**Work instructions:**
Every line of the data that includes "label" should be copied out.

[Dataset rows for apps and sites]
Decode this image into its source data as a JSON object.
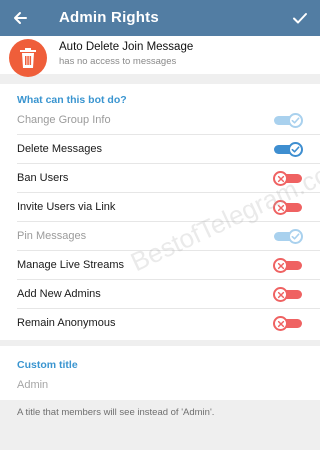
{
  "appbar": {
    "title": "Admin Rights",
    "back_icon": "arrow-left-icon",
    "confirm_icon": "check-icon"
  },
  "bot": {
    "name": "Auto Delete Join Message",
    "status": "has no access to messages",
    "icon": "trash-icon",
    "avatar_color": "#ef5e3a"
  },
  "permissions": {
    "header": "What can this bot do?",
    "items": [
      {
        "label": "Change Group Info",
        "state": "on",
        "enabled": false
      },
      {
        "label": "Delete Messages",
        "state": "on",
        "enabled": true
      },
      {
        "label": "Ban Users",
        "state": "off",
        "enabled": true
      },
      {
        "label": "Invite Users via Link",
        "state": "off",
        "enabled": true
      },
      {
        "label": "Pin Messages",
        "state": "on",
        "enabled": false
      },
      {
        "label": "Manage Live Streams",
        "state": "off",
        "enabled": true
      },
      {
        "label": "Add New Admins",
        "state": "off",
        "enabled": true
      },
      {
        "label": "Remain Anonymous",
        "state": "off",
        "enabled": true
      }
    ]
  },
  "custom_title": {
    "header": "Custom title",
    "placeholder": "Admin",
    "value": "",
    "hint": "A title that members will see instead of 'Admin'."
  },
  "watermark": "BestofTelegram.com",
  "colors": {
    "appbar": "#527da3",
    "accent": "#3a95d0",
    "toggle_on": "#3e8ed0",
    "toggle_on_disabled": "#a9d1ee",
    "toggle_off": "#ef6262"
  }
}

**Exercise result:**
        "label": "Change Group Info",
        "label": "Delete Messages",
        "label": "Ban Users",
        "label": "Invite Users via Link",
        "label": "Pin Messages",
        "label": "Manage Live Streams",
        "label": "Add New Admins",
        "label": "Remain Anonymous",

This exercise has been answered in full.